Jobs was responsible for some amazing work, but he was a demanding client. He responded to the first draft of 'The Crazy Ones' with the words, "It's advertising agency shit and I hate it!' He told copywriter James Vincent that he hated the iPad launch work.
"Your commercials suck," he said. "The iPad is revolutionizing the world and we need something big. You've given me small shit."
“Well, what do you want?” Vincent shot back. “You’ve not been able to tell me what you want.”
“I don’t know,” Jobs said. “You have to bring me something new. Nothing you’ve shown me is even close.”
Vincent argued back and suddenly Jobs went ballistic. “He just started screaming at me,” Vincent recalled. Vincent could be volatile himself, and the volleys escalated.
When Vincent shouted, “You’ve got to tell me what you want,” Jobs shot back, “You’ve got to show me some stuff, and I’ll know it when I see it.”
The book explains how the agency presents twelve different campaigns, from inspirational and stirring to humorous, to celebrity endorsement. Further campaigns are developed and produced, but Steve still isn't happy.
He had been asking for ads that were different and new but eventually he realised he did not want to stray from what he considered the Apple voice. For him that voice had a distinctive set of qualities: simple, declarative, clean...And so they went back to a clean white background, with just a close-up showing off all the things that "iPad is" and could do.
Despite all this, I have to say I would have jumped at the chance to work with the obsessive, perfectionist weirdo that was Steve Jobs.
In the words of George Bernard Shaw, "The reasonable man adapts himself to the world; the unreasonable one persists in trying to adapt the world to himself. Therefore all progress depends on the unreasonable man.' Jobs was clearly unreasonable: he succeeded in adapting the world around him to fit himself. He couldn't have achieved so much without being unreasonable; the interesting question is whether he could have done it without being so unpleasant.
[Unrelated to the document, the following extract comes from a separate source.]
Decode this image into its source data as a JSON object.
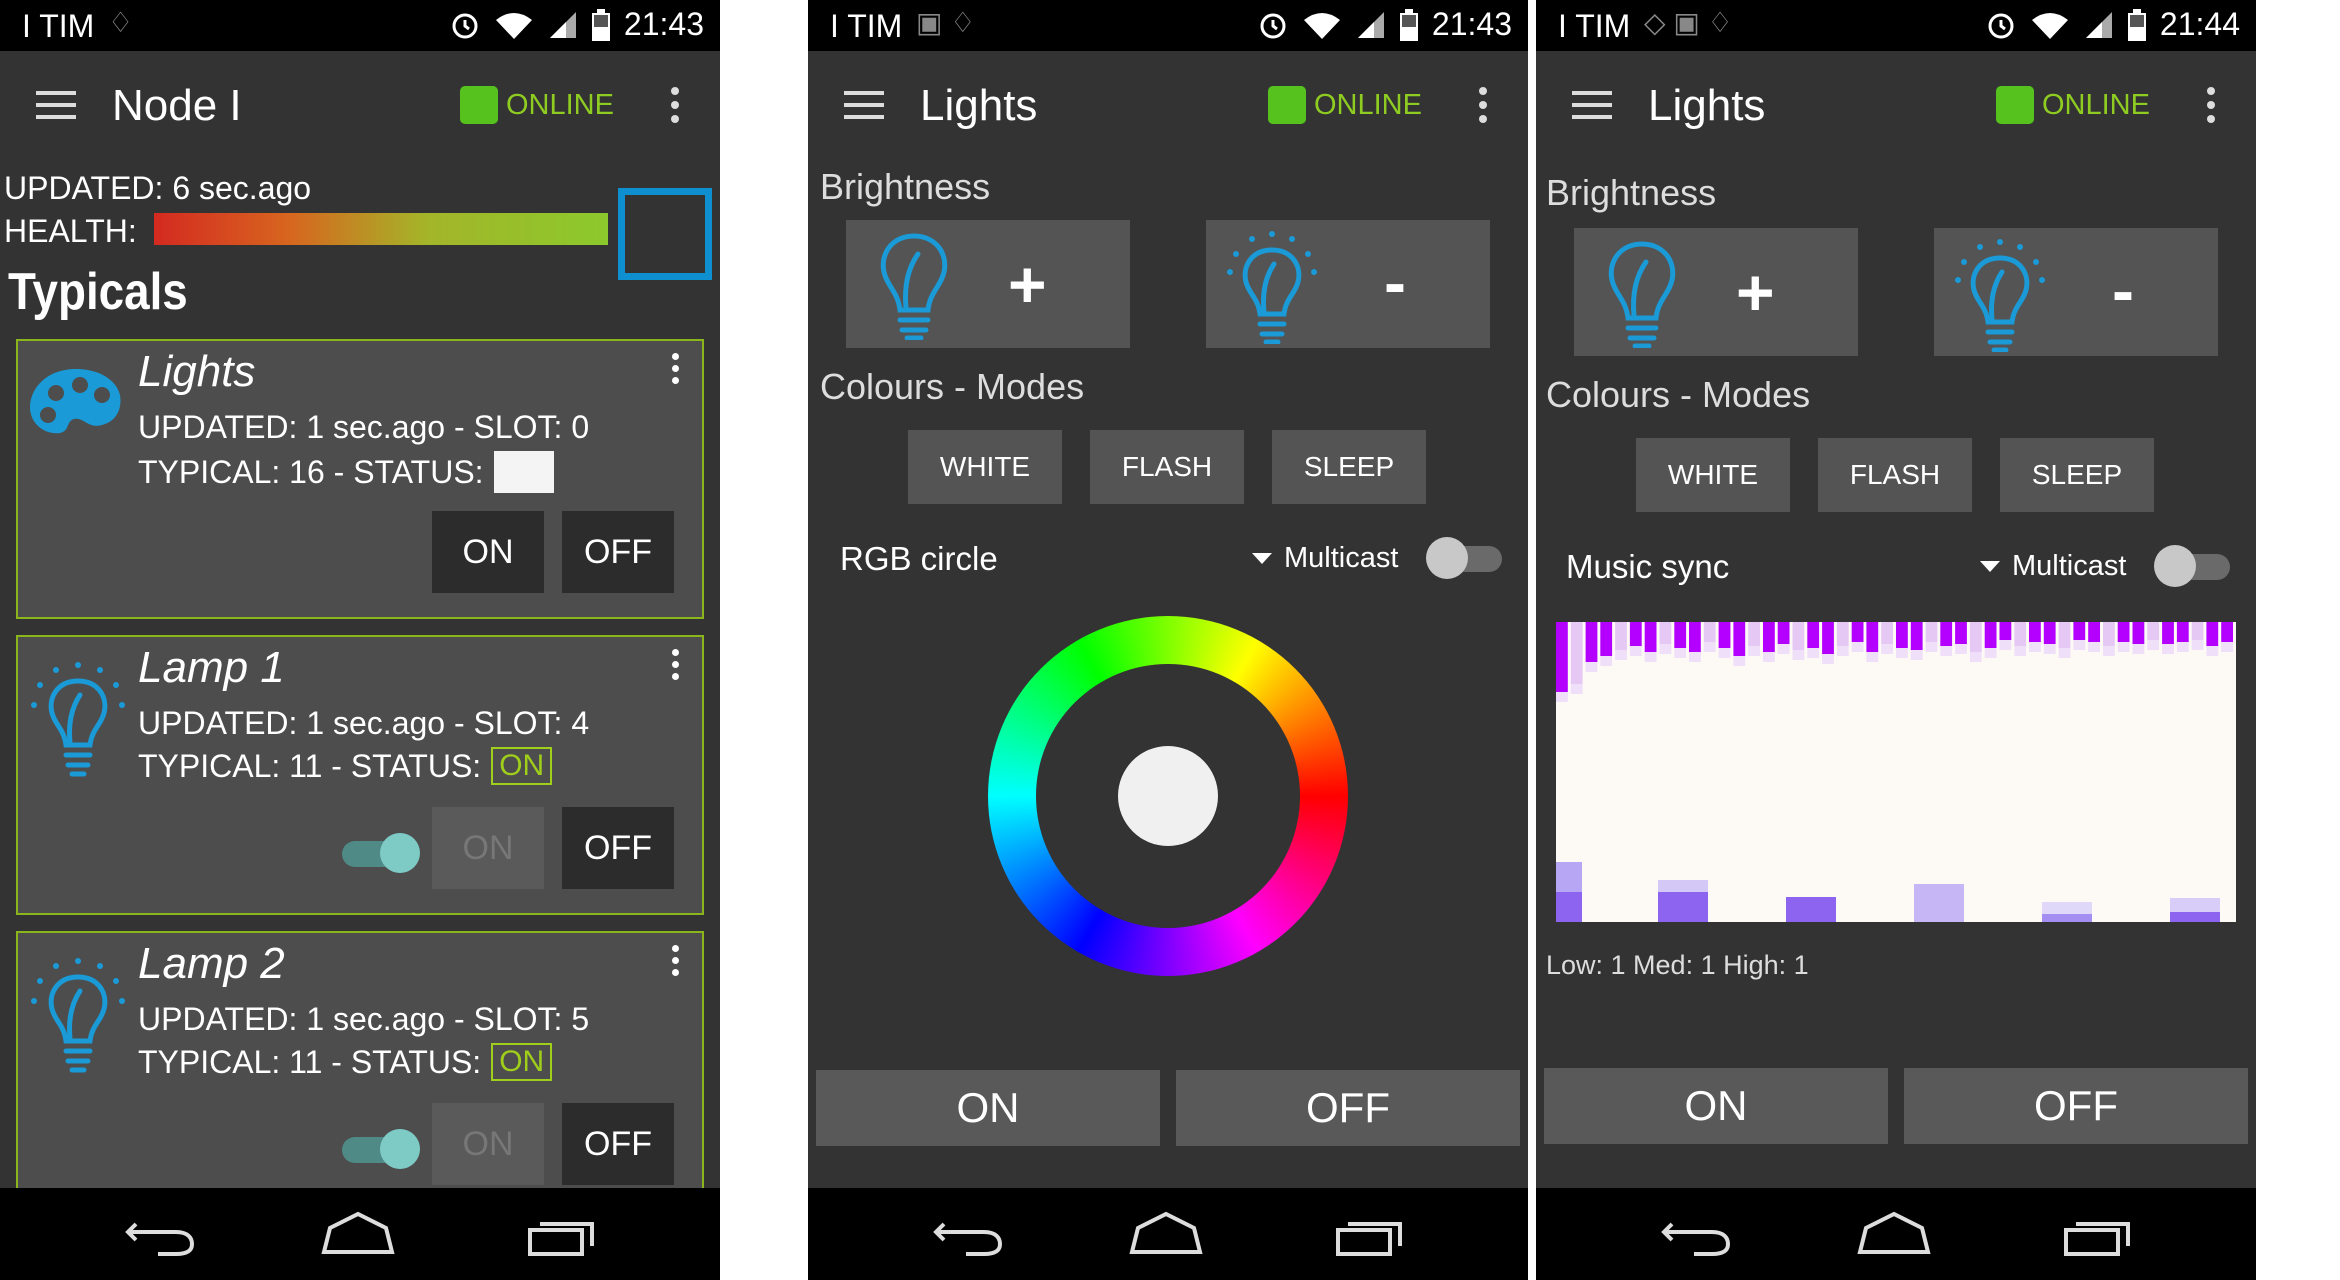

I've heard people in this business say we should "tolerate genius". (I think David Ogilvy said it first.) I've also heard Dan Wieden say, "Life's too short to work with assholes." There are few geniuses in advertising, no Lennons or Picassos or Dylans, but there are plenty of assholes. I've been lucky enough to work with some exceptional talents who are unreasonable enough to achieve greatness in our field, without being unpleasant in the process. Wieden is one of the few. Those people are never easy to work with, but they are crazy enough to believe they can make a difference. And the ones who are crazy enough to believe that are the ones who do.